▶ Records for this exercise
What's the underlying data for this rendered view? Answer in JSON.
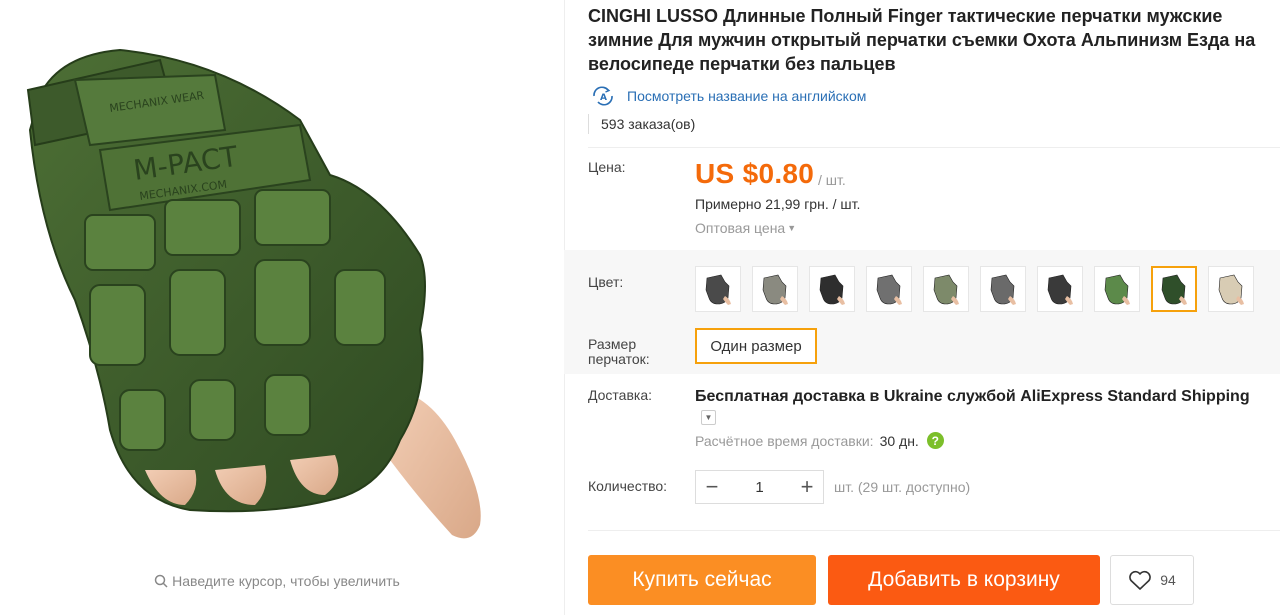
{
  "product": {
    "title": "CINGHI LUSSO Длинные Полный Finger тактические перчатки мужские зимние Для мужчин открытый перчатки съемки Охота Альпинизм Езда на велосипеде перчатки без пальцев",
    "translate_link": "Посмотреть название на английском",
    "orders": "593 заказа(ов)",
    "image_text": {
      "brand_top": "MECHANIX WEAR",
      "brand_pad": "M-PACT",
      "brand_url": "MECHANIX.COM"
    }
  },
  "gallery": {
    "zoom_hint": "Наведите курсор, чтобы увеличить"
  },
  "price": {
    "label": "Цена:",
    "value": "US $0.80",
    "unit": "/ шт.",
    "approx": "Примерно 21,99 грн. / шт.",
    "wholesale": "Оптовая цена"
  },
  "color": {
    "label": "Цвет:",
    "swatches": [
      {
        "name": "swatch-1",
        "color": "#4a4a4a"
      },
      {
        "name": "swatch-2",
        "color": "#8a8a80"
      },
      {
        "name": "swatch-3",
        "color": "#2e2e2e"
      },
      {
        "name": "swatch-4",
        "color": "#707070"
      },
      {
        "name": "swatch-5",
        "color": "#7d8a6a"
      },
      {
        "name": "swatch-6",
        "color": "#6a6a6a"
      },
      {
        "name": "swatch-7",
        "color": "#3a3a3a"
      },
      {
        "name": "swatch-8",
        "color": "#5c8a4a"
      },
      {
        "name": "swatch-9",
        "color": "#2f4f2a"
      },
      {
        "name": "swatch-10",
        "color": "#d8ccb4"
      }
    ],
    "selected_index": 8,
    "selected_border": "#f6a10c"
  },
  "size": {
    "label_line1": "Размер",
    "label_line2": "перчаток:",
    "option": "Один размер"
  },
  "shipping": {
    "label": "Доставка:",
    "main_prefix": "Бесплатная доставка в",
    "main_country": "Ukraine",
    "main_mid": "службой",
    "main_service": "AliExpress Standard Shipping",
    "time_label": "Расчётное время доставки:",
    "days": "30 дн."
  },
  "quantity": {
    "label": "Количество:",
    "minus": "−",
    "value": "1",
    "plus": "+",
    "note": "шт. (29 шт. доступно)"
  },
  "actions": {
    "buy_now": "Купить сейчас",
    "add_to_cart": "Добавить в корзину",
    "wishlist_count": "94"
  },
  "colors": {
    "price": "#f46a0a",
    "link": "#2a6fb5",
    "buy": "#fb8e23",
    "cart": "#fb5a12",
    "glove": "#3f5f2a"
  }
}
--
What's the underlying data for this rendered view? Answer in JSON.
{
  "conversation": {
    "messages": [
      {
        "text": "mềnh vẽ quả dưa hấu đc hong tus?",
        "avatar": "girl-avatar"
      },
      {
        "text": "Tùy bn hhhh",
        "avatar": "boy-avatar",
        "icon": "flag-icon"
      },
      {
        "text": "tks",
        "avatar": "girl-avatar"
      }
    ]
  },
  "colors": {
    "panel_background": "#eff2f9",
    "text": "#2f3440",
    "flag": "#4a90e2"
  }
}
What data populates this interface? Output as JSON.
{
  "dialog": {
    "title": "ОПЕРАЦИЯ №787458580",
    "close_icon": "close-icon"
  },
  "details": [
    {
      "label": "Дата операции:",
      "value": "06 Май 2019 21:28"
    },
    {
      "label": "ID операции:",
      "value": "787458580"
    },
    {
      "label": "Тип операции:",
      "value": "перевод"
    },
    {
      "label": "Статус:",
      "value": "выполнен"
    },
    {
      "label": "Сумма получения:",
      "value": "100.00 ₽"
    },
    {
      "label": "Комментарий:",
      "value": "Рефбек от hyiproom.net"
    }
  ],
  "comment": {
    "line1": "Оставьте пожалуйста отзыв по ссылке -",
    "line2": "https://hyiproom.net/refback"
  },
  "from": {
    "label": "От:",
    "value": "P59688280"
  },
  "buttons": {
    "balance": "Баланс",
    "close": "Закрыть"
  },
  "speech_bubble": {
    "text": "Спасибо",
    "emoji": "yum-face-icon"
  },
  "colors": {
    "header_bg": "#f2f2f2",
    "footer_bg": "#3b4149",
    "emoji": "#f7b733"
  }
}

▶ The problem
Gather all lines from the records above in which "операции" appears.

▶ Expected output
      "label": "Дата операции:",
      "label": "ID операции:",
      "label": "Тип операции:",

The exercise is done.